[PROBLEM TO WORK ON]
Scan the entries line by line and return those with "image".

Page and application data records:
-- Opening Marker --

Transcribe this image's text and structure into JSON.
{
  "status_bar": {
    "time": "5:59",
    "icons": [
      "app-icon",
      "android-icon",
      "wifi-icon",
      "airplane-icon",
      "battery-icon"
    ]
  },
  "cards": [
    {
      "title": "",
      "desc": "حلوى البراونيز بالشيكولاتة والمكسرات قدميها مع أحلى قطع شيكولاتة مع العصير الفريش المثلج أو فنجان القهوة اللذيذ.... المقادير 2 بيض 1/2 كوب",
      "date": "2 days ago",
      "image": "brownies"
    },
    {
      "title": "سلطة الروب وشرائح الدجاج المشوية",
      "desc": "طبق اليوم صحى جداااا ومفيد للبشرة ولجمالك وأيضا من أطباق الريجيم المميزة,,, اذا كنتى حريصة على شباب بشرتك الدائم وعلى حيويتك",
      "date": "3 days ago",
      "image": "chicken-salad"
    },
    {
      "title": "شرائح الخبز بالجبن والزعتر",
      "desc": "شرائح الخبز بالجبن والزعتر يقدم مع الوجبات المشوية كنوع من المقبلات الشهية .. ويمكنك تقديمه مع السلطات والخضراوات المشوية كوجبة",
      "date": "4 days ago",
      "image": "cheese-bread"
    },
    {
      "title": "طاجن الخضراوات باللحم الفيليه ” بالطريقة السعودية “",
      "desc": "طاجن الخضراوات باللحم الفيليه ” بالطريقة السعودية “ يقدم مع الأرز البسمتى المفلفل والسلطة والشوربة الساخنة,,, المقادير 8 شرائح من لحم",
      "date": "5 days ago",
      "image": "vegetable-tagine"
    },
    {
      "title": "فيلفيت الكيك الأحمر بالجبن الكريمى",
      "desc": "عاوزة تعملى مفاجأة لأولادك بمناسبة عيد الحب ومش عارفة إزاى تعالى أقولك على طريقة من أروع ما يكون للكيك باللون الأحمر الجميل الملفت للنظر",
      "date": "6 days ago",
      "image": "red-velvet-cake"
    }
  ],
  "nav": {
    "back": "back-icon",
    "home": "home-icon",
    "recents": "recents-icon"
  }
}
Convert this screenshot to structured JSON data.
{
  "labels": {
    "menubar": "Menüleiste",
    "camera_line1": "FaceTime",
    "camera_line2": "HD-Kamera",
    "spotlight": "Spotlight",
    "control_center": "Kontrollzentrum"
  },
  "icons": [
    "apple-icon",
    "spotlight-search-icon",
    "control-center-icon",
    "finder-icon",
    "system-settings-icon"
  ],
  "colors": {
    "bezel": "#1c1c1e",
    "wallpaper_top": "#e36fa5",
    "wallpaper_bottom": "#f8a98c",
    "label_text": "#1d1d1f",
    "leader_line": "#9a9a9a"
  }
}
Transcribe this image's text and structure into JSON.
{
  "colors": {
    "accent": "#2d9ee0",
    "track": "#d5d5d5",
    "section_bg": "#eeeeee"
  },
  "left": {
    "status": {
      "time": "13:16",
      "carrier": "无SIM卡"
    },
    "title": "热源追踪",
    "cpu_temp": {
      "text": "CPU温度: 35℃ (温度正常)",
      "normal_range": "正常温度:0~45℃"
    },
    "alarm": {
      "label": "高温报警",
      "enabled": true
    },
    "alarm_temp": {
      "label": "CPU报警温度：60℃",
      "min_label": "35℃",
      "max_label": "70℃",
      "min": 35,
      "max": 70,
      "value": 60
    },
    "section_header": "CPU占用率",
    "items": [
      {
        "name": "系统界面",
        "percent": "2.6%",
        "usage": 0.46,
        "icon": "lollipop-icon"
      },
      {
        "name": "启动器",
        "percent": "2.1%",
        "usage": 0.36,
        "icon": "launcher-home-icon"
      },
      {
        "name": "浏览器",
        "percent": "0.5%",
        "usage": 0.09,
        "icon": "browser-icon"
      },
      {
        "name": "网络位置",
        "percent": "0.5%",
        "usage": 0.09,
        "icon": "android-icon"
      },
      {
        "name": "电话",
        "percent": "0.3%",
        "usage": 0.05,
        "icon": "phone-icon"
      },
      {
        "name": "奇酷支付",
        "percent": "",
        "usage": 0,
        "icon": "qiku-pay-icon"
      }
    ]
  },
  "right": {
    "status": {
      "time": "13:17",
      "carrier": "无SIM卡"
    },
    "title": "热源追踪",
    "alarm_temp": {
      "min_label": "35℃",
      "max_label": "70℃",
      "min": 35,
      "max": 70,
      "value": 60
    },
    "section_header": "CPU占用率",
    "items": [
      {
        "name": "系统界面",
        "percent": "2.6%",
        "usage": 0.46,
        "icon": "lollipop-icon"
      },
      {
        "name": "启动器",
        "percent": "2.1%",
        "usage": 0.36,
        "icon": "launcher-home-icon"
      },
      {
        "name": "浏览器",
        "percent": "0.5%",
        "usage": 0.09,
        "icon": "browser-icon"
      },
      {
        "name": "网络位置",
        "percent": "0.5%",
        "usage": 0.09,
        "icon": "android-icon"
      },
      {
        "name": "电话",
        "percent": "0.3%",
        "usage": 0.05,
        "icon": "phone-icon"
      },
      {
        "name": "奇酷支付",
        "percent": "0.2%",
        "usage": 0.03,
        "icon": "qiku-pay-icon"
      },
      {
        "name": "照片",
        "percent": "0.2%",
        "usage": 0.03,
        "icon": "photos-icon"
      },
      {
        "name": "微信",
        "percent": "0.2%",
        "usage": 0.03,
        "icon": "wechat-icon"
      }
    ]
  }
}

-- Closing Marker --

[YOUR RESPONSE]
Transcribe this image's text and structure into JSON.
      "image": "brownies"
      "image": "chicken-salad"
      "image": "cheese-bread"
      "image": "vegetable-tagine"
      "image": "red-velvet-cake"
Transcribe this image's text and structure into JSON.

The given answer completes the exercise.